Activity >> Send back every record exactly.

Component data from apps and pages >>
※

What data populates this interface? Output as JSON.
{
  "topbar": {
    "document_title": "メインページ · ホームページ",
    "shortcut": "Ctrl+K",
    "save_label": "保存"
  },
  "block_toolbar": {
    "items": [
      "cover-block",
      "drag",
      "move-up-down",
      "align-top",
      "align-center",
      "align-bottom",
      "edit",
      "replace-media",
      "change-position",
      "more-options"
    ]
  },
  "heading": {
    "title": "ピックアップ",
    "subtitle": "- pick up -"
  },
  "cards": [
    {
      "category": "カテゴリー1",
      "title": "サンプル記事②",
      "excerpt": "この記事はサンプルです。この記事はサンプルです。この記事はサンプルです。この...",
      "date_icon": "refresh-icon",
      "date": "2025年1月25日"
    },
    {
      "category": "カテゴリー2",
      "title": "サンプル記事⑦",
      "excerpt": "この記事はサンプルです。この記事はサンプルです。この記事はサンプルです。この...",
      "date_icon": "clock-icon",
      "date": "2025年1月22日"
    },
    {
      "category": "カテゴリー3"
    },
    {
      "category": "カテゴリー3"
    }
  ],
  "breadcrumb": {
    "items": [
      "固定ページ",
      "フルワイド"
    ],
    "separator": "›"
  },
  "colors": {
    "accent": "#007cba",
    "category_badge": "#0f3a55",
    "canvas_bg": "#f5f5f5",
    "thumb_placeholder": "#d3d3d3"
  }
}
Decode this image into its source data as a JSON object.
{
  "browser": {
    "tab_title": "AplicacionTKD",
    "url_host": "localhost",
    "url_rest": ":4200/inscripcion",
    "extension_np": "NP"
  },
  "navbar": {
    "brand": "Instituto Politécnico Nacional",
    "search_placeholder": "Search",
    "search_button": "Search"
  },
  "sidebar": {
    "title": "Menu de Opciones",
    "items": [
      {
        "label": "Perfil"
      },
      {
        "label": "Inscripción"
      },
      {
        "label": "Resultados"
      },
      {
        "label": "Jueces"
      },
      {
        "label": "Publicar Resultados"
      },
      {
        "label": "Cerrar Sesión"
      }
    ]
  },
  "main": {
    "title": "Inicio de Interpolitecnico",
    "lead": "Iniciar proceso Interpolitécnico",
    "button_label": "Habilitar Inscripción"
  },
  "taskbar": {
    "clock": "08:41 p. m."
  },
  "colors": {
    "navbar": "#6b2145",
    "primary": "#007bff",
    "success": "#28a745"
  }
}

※

Result for this exercise >>
What data populates this interface? Output as JSON.
{
  "topbar": {
    "document_title": "メインページ · ホームページ",
    "shortcut": "Ctrl+K",
    "save_label": "保存"
  },
  "block_toolbar": {
    "items": [
      "cover-block",
      "drag",
      "move-up-down",
      "align-top",
      "align-center",
      "align-bottom",
      "edit",
      "replace-media",
      "change-position",
      "more-options"
    ]
  },
  "heading": {
    "title": "ピックアップ",
    "subtitle": "- pick up -"
  },
  "cards": [
    {
      "category": "カテゴリー1",
      "title": "サンプル記事②",
      "excerpt": "この記事はサンプルです。この記事はサンプルです。この記事はサンプルです。この...",
      "date_icon": "refresh-icon",
      "date": "2025年1月25日"
    },
    {
      "category": "カテゴリー2",
      "title": "サンプル記事⑦",
      "excerpt": "この記事はサンプルです。この記事はサンプルです。この記事はサンプルです。この...",
      "date_icon": "clock-icon",
      "date": "2025年1月22日"
    },
    {
      "category": "カテゴリー3"
    },
    {
      "category": "カテゴリー3"
    }
  ],
  "breadcrumb": {
    "items": [
      "固定ページ",
      "フルワイド"
    ],
    "separator": "›"
  },
  "colors": {
    "accent": "#007cba",
    "category_badge": "#0f3a55",
    "canvas_bg": "#f5f5f5",
    "thumb_placeholder": "#d3d3d3"
  }
}
Decode this image into its source data as a JSON object.
{
  "browser": {
    "tab_title": "AplicacionTKD",
    "url_host": "localhost",
    "url_rest": ":4200/inscripcion",
    "extension_np": "NP"
  },
  "navbar": {
    "brand": "Instituto Politécnico Nacional",
    "search_placeholder": "Search",
    "search_button": "Search"
  },
  "sidebar": {
    "title": "Menu de Opciones",
    "items": [
      {
        "label": "Perfil"
      },
      {
        "label": "Inscripción"
      },
      {
        "label": "Resultados"
      },
      {
        "label": "Jueces"
      },
      {
        "label": "Publicar Resultados"
      },
      {
        "label": "Cerrar Sesión"
      }
    ]
  },
  "main": {
    "title": "Inicio de Interpolitecnico",
    "lead": "Iniciar proceso Interpolitécnico",
    "button_label": "Habilitar Inscripción"
  },
  "taskbar": {
    "clock": "08:41 p. m."
  },
  "colors": {
    "navbar": "#6b2145",
    "primary": "#007bff",
    "success": "#28a745"
  }
}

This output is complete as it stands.